[Element data from apps and pages]
========

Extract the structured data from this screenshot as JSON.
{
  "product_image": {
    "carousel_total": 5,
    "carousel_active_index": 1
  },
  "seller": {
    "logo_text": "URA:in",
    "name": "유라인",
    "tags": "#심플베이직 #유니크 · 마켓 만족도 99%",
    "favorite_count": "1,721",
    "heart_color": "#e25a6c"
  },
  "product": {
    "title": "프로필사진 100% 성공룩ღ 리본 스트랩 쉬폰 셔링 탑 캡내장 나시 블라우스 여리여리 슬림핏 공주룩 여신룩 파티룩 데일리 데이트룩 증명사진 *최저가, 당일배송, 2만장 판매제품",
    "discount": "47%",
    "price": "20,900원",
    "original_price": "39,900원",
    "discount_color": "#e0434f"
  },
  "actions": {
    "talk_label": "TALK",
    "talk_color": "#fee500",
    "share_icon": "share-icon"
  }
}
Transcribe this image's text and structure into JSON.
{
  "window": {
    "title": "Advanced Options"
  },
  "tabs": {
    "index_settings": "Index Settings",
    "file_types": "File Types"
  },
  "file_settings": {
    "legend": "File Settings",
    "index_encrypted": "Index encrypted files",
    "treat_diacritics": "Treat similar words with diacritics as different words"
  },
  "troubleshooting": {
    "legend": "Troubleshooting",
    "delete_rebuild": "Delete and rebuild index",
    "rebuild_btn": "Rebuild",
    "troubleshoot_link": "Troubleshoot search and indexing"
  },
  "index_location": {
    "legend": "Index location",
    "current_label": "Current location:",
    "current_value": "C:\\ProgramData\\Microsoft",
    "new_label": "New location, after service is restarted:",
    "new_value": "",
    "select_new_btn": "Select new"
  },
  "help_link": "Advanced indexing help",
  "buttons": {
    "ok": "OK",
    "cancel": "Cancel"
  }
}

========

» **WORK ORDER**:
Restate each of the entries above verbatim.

» **YOUR RESPONSE**:
Extract the structured data from this screenshot as JSON.
{
  "product_image": {
    "carousel_total": 5,
    "carousel_active_index": 1
  },
  "seller": {
    "logo_text": "URA:in",
    "name": "유라인",
    "tags": "#심플베이직 #유니크 · 마켓 만족도 99%",
    "favorite_count": "1,721",
    "heart_color": "#e25a6c"
  },
  "product": {
    "title": "프로필사진 100% 성공룩ღ 리본 스트랩 쉬폰 셔링 탑 캡내장 나시 블라우스 여리여리 슬림핏 공주룩 여신룩 파티룩 데일리 데이트룩 증명사진 *최저가, 당일배송, 2만장 판매제품",
    "discount": "47%",
    "price": "20,900원",
    "original_price": "39,900원",
    "discount_color": "#e0434f"
  },
  "actions": {
    "talk_label": "TALK",
    "talk_color": "#fee500",
    "share_icon": "share-icon"
  }
}
Transcribe this image's text and structure into JSON.
{
  "window": {
    "title": "Advanced Options"
  },
  "tabs": {
    "index_settings": "Index Settings",
    "file_types": "File Types"
  },
  "file_settings": {
    "legend": "File Settings",
    "index_encrypted": "Index encrypted files",
    "treat_diacritics": "Treat similar words with diacritics as different words"
  },
  "troubleshooting": {
    "legend": "Troubleshooting",
    "delete_rebuild": "Delete and rebuild index",
    "rebuild_btn": "Rebuild",
    "troubleshoot_link": "Troubleshoot search and indexing"
  },
  "index_location": {
    "legend": "Index location",
    "current_label": "Current location:",
    "current_value": "C:\\ProgramData\\Microsoft",
    "new_label": "New location, after service is restarted:",
    "new_value": "",
    "select_new_btn": "Select new"
  },
  "help_link": "Advanced indexing help",
  "buttons": {
    "ok": "OK",
    "cancel": "Cancel"
  }
}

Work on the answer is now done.